### Input data
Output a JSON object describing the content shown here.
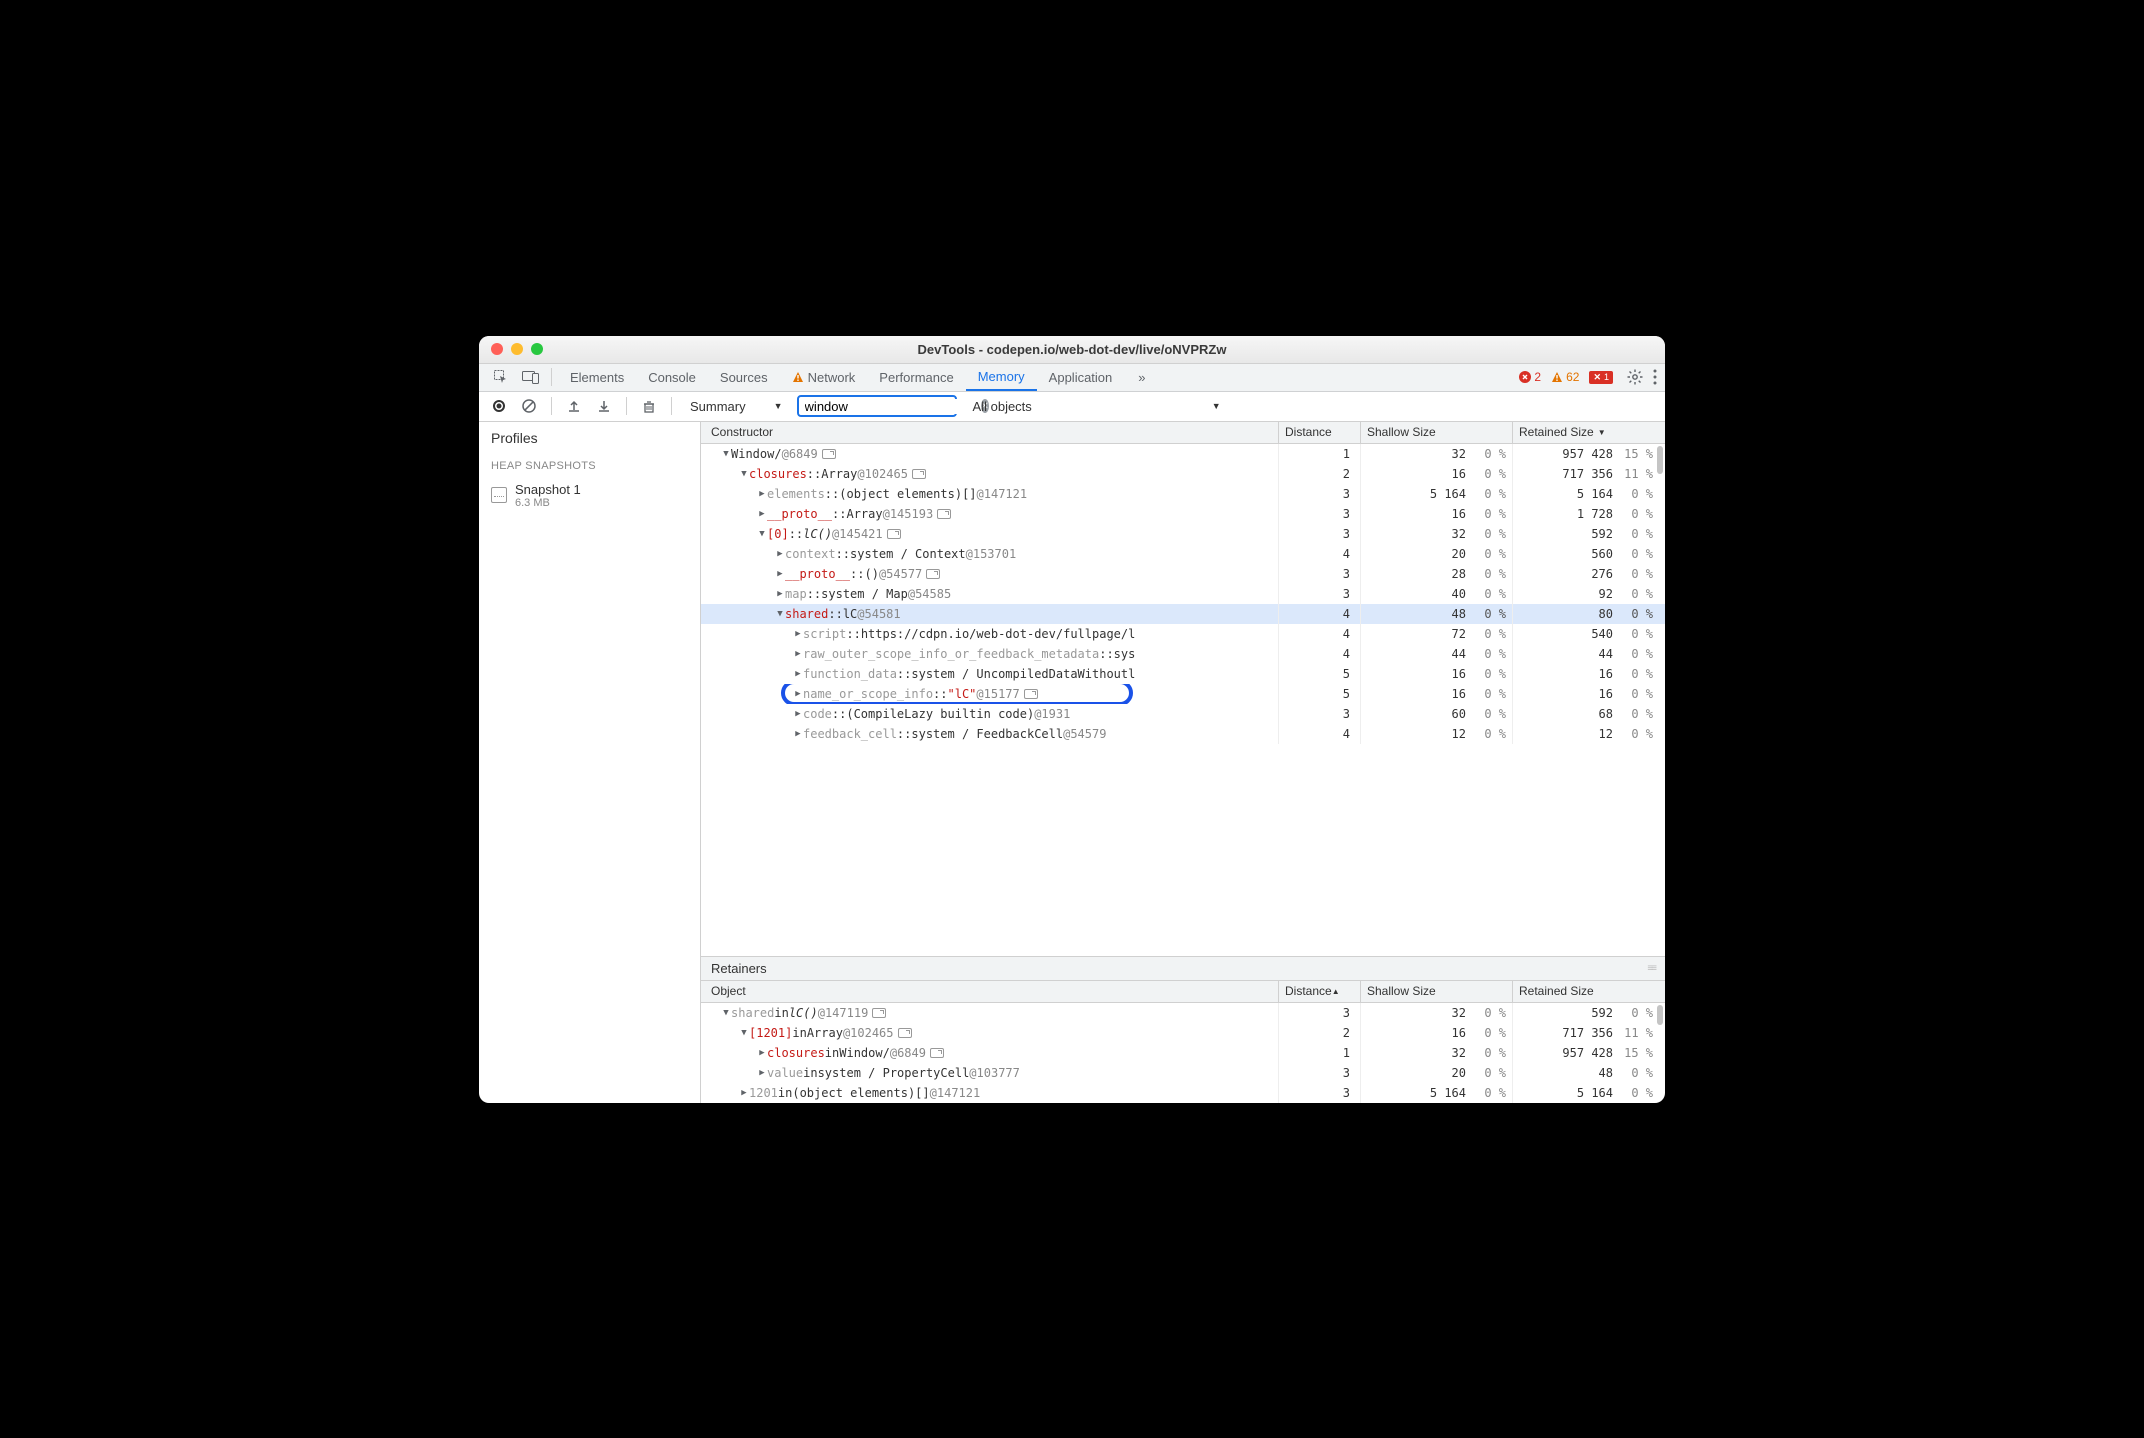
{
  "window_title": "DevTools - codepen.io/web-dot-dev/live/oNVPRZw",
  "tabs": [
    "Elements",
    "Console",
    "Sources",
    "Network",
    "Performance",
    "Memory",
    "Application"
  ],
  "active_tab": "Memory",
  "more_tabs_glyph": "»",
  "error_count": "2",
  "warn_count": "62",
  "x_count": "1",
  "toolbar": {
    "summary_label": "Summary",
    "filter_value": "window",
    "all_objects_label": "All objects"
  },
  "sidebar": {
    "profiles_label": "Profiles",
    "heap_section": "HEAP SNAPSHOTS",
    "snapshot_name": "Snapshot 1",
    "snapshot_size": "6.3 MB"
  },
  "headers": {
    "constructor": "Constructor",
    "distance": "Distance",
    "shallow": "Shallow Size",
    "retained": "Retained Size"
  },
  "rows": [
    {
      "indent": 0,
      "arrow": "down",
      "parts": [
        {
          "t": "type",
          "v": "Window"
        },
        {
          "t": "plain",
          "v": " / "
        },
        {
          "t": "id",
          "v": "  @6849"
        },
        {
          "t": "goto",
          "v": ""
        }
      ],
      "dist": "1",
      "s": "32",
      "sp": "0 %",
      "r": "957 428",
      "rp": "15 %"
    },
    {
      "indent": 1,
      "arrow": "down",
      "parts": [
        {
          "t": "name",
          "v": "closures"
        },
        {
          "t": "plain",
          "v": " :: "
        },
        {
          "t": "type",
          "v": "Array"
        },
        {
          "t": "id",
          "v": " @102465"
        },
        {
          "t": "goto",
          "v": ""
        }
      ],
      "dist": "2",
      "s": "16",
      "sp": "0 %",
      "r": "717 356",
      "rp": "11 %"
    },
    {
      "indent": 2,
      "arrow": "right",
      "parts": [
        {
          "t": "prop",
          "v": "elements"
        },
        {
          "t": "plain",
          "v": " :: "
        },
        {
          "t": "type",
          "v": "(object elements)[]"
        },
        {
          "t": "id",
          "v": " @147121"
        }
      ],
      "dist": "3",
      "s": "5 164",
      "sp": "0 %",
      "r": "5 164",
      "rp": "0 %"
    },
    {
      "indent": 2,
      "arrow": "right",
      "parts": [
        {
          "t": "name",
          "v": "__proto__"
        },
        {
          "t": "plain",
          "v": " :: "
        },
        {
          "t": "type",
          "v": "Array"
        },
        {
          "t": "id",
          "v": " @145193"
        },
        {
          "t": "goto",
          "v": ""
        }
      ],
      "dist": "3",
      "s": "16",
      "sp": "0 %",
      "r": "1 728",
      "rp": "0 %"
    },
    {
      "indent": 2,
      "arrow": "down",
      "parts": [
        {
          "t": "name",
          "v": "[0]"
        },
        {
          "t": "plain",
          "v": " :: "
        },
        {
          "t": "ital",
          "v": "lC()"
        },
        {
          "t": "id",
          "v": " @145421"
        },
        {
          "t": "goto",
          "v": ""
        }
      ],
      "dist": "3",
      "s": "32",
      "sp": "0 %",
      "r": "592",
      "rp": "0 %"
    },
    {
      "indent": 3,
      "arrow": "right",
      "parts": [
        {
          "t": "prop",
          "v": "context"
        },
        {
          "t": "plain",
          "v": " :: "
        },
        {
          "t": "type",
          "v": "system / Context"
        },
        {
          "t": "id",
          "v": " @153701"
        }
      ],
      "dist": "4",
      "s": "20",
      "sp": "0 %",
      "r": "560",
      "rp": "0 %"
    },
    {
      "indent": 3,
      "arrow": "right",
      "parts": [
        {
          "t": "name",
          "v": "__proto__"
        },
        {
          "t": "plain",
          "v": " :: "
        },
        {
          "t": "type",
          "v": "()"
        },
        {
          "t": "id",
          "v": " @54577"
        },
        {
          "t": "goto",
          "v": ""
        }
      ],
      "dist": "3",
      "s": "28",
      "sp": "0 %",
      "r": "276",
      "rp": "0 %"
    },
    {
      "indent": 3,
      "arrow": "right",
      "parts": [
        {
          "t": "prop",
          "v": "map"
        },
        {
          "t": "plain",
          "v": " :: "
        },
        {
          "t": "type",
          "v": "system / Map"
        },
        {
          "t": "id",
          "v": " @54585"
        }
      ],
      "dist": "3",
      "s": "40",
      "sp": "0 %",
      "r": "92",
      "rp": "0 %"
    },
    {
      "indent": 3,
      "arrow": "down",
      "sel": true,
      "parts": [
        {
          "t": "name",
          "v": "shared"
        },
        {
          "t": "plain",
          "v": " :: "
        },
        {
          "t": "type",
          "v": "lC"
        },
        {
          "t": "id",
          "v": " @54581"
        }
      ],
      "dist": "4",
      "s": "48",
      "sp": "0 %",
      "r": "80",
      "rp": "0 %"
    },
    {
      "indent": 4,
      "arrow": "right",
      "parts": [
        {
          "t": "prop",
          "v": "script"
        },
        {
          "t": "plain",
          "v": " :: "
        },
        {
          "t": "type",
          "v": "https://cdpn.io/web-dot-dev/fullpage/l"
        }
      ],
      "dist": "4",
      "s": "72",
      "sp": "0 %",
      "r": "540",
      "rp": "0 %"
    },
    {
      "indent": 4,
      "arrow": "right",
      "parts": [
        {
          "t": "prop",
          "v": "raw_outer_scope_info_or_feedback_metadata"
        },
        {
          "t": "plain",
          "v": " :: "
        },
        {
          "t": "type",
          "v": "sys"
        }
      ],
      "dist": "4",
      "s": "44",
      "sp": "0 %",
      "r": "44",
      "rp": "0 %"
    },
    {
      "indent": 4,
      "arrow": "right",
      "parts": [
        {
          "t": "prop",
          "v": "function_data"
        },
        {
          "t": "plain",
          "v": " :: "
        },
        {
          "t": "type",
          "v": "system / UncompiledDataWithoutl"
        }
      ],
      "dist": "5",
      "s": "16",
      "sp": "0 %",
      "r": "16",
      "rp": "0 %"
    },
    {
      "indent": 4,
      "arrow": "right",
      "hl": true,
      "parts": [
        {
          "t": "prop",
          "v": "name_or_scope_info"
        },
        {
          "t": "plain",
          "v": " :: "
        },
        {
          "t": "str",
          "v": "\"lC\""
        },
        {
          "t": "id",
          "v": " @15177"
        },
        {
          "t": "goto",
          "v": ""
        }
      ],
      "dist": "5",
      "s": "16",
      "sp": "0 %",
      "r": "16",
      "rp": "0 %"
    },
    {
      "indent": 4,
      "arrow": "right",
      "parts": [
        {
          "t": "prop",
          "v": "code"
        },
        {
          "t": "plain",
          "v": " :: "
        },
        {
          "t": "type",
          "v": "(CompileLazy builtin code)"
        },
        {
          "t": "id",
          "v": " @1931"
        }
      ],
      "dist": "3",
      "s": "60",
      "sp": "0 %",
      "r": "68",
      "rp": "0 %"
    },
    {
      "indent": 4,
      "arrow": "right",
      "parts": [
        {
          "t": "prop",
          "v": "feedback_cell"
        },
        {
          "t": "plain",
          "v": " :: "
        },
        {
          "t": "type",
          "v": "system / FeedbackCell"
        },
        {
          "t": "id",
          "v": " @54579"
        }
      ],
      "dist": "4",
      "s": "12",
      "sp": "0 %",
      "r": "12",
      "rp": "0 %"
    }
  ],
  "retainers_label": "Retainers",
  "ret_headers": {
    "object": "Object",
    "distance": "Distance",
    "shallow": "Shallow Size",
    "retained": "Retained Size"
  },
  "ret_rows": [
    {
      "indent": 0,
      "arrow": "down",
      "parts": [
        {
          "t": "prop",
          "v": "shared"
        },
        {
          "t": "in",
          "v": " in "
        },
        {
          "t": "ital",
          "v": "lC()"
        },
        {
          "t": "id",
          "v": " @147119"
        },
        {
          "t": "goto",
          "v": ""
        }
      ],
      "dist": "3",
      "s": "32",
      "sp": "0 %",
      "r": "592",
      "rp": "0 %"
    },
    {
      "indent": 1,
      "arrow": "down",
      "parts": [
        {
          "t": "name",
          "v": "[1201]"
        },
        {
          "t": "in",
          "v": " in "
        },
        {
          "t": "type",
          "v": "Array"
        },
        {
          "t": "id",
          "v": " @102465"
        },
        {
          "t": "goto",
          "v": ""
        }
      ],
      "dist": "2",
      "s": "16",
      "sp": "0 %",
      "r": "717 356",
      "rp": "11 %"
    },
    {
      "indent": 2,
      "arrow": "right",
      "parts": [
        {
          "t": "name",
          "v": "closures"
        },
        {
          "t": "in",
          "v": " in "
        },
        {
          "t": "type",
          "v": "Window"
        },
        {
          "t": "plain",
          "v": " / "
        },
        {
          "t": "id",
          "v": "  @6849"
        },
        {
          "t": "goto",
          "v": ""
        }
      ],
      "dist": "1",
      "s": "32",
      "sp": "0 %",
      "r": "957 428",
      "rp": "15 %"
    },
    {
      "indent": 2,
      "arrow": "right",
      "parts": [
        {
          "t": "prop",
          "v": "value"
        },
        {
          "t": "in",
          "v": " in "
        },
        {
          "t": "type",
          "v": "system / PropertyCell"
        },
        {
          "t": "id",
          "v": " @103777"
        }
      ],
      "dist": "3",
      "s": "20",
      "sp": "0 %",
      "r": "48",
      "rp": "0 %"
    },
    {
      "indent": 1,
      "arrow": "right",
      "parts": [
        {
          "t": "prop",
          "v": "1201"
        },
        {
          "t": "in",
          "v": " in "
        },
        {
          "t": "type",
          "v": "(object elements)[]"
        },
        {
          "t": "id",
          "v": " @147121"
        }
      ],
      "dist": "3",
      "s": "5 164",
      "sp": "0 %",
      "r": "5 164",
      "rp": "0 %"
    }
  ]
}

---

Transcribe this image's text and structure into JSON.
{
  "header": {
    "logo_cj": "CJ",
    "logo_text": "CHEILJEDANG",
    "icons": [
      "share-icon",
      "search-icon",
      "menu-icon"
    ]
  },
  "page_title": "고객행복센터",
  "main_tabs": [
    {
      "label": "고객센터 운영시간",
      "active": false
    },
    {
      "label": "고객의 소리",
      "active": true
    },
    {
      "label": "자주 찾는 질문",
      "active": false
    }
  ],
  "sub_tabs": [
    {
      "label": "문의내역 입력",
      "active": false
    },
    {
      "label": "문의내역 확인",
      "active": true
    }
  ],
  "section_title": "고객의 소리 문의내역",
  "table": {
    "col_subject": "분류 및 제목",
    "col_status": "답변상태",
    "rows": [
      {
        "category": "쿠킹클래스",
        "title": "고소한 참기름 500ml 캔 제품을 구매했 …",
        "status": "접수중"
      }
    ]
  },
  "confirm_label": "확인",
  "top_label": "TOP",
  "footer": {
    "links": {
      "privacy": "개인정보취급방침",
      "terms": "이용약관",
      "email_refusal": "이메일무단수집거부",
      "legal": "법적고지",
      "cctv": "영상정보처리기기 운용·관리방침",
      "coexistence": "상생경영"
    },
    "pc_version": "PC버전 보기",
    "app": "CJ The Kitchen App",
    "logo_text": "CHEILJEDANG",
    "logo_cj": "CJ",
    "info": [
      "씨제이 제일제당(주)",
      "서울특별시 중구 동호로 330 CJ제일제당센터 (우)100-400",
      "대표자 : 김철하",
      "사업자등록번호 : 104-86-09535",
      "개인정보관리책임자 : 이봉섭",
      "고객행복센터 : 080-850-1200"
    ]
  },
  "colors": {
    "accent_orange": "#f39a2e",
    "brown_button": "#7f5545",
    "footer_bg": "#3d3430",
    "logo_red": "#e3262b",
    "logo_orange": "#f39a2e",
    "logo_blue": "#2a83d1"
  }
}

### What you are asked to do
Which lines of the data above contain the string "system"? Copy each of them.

### Result of the task
          "v": "system / Context"
          "v": "system / Map"
          "v": "system / UncompiledDataWithoutl"
          "v": "system / FeedbackCell"
          "v": "system / PropertyCell"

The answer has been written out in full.